Directions for this task |
Nothing in the entries may be dropped: restate them word for word.

[Start of section]

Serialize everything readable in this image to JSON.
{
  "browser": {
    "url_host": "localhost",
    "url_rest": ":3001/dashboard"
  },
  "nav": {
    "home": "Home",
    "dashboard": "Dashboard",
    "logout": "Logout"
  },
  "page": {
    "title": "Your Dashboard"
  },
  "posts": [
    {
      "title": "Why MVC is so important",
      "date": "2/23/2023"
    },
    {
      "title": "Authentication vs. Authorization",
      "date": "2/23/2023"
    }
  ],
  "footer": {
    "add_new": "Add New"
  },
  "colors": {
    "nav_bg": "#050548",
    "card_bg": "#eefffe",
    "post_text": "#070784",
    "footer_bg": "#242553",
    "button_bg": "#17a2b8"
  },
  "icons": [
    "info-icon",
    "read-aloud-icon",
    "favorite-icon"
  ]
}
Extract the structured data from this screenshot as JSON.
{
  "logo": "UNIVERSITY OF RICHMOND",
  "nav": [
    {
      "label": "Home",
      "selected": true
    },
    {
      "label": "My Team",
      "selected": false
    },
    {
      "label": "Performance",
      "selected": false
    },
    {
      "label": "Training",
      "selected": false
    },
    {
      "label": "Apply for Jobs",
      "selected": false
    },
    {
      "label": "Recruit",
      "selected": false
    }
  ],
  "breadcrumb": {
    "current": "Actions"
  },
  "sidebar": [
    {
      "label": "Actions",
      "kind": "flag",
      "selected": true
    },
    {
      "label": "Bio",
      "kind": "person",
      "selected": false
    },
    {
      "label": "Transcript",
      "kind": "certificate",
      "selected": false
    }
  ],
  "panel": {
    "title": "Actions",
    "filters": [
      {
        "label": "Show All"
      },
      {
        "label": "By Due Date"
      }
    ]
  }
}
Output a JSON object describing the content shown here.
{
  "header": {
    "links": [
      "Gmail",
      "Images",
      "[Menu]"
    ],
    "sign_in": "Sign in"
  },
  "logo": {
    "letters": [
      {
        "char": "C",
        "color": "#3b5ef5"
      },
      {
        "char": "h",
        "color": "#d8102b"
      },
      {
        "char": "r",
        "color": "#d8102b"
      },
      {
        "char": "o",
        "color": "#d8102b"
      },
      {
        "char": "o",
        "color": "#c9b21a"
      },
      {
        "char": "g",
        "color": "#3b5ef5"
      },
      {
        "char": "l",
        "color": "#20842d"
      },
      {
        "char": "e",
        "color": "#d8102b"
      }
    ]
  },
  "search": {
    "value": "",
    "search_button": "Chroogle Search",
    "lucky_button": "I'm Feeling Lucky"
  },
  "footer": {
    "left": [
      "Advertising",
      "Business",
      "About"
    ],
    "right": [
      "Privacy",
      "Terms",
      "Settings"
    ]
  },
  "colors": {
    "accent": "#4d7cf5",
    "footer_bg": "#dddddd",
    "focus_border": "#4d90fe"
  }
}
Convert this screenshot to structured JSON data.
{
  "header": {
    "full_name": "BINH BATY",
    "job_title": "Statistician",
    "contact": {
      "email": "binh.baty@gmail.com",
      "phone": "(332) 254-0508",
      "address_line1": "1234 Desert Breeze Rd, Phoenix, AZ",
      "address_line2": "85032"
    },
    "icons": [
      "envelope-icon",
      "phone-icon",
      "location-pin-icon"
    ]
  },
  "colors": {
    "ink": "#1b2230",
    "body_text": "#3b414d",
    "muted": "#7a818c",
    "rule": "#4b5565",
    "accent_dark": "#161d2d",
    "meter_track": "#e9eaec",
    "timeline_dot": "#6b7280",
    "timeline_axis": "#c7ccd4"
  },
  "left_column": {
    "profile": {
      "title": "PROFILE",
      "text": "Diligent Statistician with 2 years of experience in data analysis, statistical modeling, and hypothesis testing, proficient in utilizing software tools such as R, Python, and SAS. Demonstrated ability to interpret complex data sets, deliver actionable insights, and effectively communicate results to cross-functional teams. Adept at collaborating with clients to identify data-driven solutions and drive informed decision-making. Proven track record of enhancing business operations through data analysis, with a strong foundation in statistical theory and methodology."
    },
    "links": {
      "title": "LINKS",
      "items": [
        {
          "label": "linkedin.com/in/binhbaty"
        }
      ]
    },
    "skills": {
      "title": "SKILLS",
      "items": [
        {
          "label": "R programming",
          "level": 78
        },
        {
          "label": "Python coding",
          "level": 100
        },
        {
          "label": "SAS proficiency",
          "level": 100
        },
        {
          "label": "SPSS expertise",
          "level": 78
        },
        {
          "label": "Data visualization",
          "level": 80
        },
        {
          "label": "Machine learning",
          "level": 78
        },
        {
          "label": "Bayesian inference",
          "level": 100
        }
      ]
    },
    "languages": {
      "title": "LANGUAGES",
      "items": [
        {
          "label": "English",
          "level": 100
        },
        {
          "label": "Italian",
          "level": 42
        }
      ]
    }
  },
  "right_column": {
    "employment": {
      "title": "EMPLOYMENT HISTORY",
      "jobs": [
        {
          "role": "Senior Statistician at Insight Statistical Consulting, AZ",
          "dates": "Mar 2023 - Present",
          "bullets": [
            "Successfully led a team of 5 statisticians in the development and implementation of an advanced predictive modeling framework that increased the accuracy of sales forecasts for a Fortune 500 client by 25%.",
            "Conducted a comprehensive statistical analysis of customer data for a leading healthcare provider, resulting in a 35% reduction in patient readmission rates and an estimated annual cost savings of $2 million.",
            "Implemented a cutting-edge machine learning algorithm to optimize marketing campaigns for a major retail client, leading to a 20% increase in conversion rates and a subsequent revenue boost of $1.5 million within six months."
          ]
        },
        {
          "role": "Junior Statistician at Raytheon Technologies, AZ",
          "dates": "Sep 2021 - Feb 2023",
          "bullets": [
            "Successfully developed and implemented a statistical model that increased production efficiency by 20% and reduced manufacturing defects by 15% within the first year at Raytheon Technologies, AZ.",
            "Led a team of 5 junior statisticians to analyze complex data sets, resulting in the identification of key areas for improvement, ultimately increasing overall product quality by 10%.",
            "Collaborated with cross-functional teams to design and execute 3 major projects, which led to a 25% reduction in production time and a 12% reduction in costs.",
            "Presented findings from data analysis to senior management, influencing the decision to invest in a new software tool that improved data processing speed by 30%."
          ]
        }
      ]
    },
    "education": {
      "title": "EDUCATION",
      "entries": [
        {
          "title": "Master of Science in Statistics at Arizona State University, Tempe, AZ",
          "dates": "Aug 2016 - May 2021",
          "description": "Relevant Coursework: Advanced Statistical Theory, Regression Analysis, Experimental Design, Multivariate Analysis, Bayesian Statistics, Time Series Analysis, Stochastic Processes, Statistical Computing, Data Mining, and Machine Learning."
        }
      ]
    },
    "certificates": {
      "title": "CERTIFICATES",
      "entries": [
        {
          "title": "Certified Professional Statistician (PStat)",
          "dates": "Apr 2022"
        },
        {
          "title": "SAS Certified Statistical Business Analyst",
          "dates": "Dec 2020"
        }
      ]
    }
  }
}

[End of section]

Task response |
Serialize everything readable in this image to JSON.
{
  "browser": {
    "url_host": "localhost",
    "url_rest": ":3001/dashboard"
  },
  "nav": {
    "home": "Home",
    "dashboard": "Dashboard",
    "logout": "Logout"
  },
  "page": {
    "title": "Your Dashboard"
  },
  "posts": [
    {
      "title": "Why MVC is so important",
      "date": "2/23/2023"
    },
    {
      "title": "Authentication vs. Authorization",
      "date": "2/23/2023"
    }
  ],
  "footer": {
    "add_new": "Add New"
  },
  "colors": {
    "nav_bg": "#050548",
    "card_bg": "#eefffe",
    "post_text": "#070784",
    "footer_bg": "#242553",
    "button_bg": "#17a2b8"
  },
  "icons": [
    "info-icon",
    "read-aloud-icon",
    "favorite-icon"
  ]
}
Extract the structured data from this screenshot as JSON.
{
  "logo": "UNIVERSITY OF RICHMOND",
  "nav": [
    {
      "label": "Home",
      "selected": true
    },
    {
      "label": "My Team",
      "selected": false
    },
    {
      "label": "Performance",
      "selected": false
    },
    {
      "label": "Training",
      "selected": false
    },
    {
      "label": "Apply for Jobs",
      "selected": false
    },
    {
      "label": "Recruit",
      "selected": false
    }
  ],
  "breadcrumb": {
    "current": "Actions"
  },
  "sidebar": [
    {
      "label": "Actions",
      "kind": "flag",
      "selected": true
    },
    {
      "label": "Bio",
      "kind": "person",
      "selected": false
    },
    {
      "label": "Transcript",
      "kind": "certificate",
      "selected": false
    }
  ],
  "panel": {
    "title": "Actions",
    "filters": [
      {
        "label": "Show All"
      },
      {
        "label": "By Due Date"
      }
    ]
  }
}
Output a JSON object describing the content shown here.
{
  "header": {
    "links": [
      "Gmail",
      "Images",
      "[Menu]"
    ],
    "sign_in": "Sign in"
  },
  "logo": {
    "letters": [
      {
        "char": "C",
        "color": "#3b5ef5"
      },
      {
        "char": "h",
        "color": "#d8102b"
      },
      {
        "char": "r",
        "color": "#d8102b"
      },
      {
        "char": "o",
        "color": "#d8102b"
      },
      {
        "char": "o",
        "color": "#c9b21a"
      },
      {
        "char": "g",
        "color": "#3b5ef5"
      },
      {
        "char": "l",
        "color": "#20842d"
      },
      {
        "char": "e",
        "color": "#d8102b"
      }
    ]
  },
  "search": {
    "value": "",
    "search_button": "Chroogle Search",
    "lucky_button": "I'm Feeling Lucky"
  },
  "footer": {
    "left": [
      "Advertising",
      "Business",
      "About"
    ],
    "right": [
      "Privacy",
      "Terms",
      "Settings"
    ]
  },
  "colors": {
    "accent": "#4d7cf5",
    "footer_bg": "#dddddd",
    "focus_border": "#4d90fe"
  }
}
Convert this screenshot to structured JSON data.
{
  "header": {
    "full_name": "BINH BATY",
    "job_title": "Statistician",
    "contact": {
      "email": "binh.baty@gmail.com",
      "phone": "(332) 254-0508",
      "address_line1": "1234 Desert Breeze Rd, Phoenix, AZ",
      "address_line2": "85032"
    },
    "icons": [
      "envelope-icon",
      "phone-icon",
      "location-pin-icon"
    ]
  },
  "colors": {
    "ink": "#1b2230",
    "body_text": "#3b414d",
    "muted": "#7a818c",
    "rule": "#4b5565",
    "accent_dark": "#161d2d",
    "meter_track": "#e9eaec",
    "timeline_dot": "#6b7280",
    "timeline_axis": "#c7ccd4"
  },
  "left_column": {
    "profile": {
      "title": "PROFILE",
      "text": "Diligent Statistician with 2 years of experience in data analysis, statistical modeling, and hypothesis testing, proficient in utilizing software tools such as R, Python, and SAS. Demonstrated ability to interpret complex data sets, deliver actionable insights, and effectively communicate results to cross-functional teams. Adept at collaborating with clients to identify data-driven solutions and drive informed decision-making. Proven track record of enhancing business operations through data analysis, with a strong foundation in statistical theory and methodology."
    },
    "links": {
      "title": "LINKS",
      "items": [
        {
          "label": "linkedin.com/in/binhbaty"
        }
      ]
    },
    "skills": {
      "title": "SKILLS",
      "items": [
        {
          "label": "R programming",
          "level": 78
        },
        {
          "label": "Python coding",
          "level": 100
        },
        {
          "label": "SAS proficiency",
          "level": 100
        },
        {
          "label": "SPSS expertise",
          "level": 78
        },
        {
          "label": "Data visualization",
          "level": 80
        },
        {
          "label": "Machine learning",
          "level": 78
        },
        {
          "label": "Bayesian inference",
          "level": 100
        }
      ]
    },
    "languages": {
      "title": "LANGUAGES",
      "items": [
        {
          "label": "English",
          "level": 100
        },
        {
          "label": "Italian",
          "level": 42
        }
      ]
    }
  },
  "right_column": {
    "employment": {
      "title": "EMPLOYMENT HISTORY",
      "jobs": [
        {
          "role": "Senior Statistician at Insight Statistical Consulting, AZ",
          "dates": "Mar 2023 - Present",
          "bullets": [
            "Successfully led a team of 5 statisticians in the development and implementation of an advanced predictive modeling framework that increased the accuracy of sales forecasts for a Fortune 500 client by 25%.",
            "Conducted a comprehensive statistical analysis of customer data for a leading healthcare provider, resulting in a 35% reduction in patient readmission rates and an estimated annual cost savings of $2 million.",
            "Implemented a cutting-edge machine learning algorithm to optimize marketing campaigns for a major retail client, leading to a 20% increase in conversion rates and a subsequent revenue boost of $1.5 million within six months."
          ]
        },
        {
          "role": "Junior Statistician at Raytheon Technologies, AZ",
          "dates": "Sep 2021 - Feb 2023",
          "bullets": [
            "Successfully developed and implemented a statistical model that increased production efficiency by 20% and reduced manufacturing defects by 15% within the first year at Raytheon Technologies, AZ.",
            "Led a team of 5 junior statisticians to analyze complex data sets, resulting in the identification of key areas for improvement, ultimately increasing overall product quality by 10%.",
            "Collaborated with cross-functional teams to design and execute 3 major projects, which led to a 25% reduction in production time and a 12% reduction in costs.",
            "Presented findings from data analysis to senior management, influencing the decision to invest in a new software tool that improved data processing speed by 30%."
          ]
        }
      ]
    },
    "education": {
      "title": "EDUCATION",
      "entries": [
        {
          "title": "Master of Science in Statistics at Arizona State University, Tempe, AZ",
          "dates": "Aug 2016 - May 2021",
          "description": "Relevant Coursework: Advanced Statistical Theory, Regression Analysis, Experimental Design, Multivariate Analysis, Bayesian Statistics, Time Series Analysis, Stochastic Processes, Statistical Computing, Data Mining, and Machine Learning."
        }
      ]
    },
    "certificates": {
      "title": "CERTIFICATES",
      "entries": [
        {
          "title": "Certified Professional Statistician (PStat)",
          "dates": "Apr 2022"
        },
        {
          "title": "SAS Certified Statistical Business Analyst",
          "dates": "Dec 2020"
        }
      ]
    }
  }
}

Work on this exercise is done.